§ 4.5 pm
§ Mr. Ian Lloyd (Havant)
On a point of order, Mr. Speaker. You will be aware that, within the last few days, there has appeared on the Order Paper a series of early-day motions on the subject of the conditions of black South African mineworkers. These early-day motions fall into three categories. The first is based on the distinct and obvious premise that South African society has no redeeming features whatsoever, and that a policy of total condemnation is therefore justified. The second is based on a premise that these damaging, destructive and indefensible features of apartheid are on the way out, and that any support which can be given by Her Majesty's Government or others to that trend is therefore justifiable.
But there is a third category, which is entirely different.
§ Mr. Lloyd
It is a different kettle of stinking fish. The objective of the third category of early-day motion is to discredit the views of hon. Members by suggesting that they hold views which they do not hold. Secondly, it has as its distinct purpose the suggestion that the views or the judgment of an hon. Member can be bought or influenced simply because he has accepted a journey to a foreign country and has travelled around, as most hon. Members do on most occasions when they travel abroad to other countries. My point of order is that such motions are an unwarranted and grave abuse of the House.
§ Mr. Lloyd
It makes the most scandalous allegations about an hon. Member and it is a breach of the tradition of courtesy and dignity in this place, which allows the widest possible diversion of interest and argument, without attacking the honour and integrity of individual Members. Is it possible for you in such circumstances, Mr. Speaker, to defend an hon. Member, and, indeed, to 832 defend the tradition and dignity of the House, by ensuring that, when an early-day motion of this kind is tabled, the Table Office will at least refer it to you in the first instance so that any early-day motion attacking—
§ Mr. Speaker

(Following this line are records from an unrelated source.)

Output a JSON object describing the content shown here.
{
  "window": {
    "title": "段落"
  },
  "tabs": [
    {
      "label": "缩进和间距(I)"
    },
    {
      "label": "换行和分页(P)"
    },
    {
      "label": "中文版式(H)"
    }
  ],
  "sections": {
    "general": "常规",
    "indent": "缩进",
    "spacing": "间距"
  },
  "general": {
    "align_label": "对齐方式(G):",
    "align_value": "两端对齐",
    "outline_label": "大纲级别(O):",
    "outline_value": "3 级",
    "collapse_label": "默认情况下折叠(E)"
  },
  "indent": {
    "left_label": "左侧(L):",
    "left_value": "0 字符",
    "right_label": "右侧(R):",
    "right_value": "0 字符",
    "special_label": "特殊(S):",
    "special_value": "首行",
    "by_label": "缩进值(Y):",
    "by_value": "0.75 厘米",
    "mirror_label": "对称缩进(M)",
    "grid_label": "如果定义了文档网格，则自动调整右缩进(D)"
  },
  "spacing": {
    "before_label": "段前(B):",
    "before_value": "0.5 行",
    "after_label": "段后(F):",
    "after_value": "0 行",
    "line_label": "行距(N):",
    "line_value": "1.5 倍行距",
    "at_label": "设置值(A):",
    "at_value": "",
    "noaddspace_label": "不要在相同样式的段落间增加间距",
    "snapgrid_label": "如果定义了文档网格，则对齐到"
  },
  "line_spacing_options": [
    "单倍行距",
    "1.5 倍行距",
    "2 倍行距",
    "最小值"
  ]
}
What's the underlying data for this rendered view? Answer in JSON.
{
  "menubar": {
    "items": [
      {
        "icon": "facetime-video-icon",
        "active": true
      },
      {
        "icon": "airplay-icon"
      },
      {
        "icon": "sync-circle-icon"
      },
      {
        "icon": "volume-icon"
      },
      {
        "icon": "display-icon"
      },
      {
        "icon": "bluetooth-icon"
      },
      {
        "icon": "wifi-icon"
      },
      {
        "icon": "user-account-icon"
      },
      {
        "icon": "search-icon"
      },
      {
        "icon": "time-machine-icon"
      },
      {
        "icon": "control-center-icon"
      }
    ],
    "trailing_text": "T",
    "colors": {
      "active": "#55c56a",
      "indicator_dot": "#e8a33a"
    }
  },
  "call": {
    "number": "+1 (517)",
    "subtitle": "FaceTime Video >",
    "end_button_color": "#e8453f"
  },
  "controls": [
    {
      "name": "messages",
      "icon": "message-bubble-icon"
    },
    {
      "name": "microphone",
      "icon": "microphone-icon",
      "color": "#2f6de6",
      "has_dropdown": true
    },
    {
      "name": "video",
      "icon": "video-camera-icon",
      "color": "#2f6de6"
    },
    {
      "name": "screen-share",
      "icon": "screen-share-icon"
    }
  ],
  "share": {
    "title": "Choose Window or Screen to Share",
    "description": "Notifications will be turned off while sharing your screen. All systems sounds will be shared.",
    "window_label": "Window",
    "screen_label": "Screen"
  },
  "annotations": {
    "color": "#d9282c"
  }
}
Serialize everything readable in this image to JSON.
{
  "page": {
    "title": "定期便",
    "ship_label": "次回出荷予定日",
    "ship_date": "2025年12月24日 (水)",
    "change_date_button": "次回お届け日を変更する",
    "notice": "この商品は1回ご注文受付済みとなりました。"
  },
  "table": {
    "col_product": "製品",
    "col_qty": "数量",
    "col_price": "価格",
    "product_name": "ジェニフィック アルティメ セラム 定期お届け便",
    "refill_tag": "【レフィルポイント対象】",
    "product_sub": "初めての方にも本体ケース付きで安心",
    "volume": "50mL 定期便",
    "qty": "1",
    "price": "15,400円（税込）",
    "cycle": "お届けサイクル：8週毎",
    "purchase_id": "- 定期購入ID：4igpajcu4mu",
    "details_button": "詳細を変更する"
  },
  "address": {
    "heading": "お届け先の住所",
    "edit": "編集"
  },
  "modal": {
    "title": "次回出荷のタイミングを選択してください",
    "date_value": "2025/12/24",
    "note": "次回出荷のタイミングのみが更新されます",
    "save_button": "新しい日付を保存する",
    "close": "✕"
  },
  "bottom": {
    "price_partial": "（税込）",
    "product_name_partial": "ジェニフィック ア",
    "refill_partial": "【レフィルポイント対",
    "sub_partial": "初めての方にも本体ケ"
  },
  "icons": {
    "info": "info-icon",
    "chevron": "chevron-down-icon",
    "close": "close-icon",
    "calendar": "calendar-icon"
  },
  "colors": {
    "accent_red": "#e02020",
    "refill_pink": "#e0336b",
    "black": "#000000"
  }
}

I thank the hon. Member for having given me notice that he was going to raise this point of order. I have studied carefully the motion to which he refers. It contains strong criticisms of the hon. Member's alleged political views and conduct, but motions of this kind frequently appear on the Order Paper. However, this motion gives me the opportunity to remind the House—I am glad to have the opportunity—of the words in "Erskine May":Good temper and moderation are the characteristics of parliamentary language. Parliamentary language is never more desirable than when a Member is canvassing opinions and conduct of his opponents in debate.I would therefore ask all hon. Members drafting motions to bear those wise words in mind.
§ Mr. James Lamond (Oldham, Central and Royton)
On the same point of order, Mr. Speaker. While I accept the ruling and comments that you have made, Sir, would you care to extend that to include all citizens of this country who might be maligned in early-day motions—such as Monsignor Bruce Kent, who frequently comes under very strong personal attack in early-day motions?
§ Mr. Speaker
I confirm to the hon. Member that the words that I have quoted from "Erskine May" apply equally to those inside or outside the House.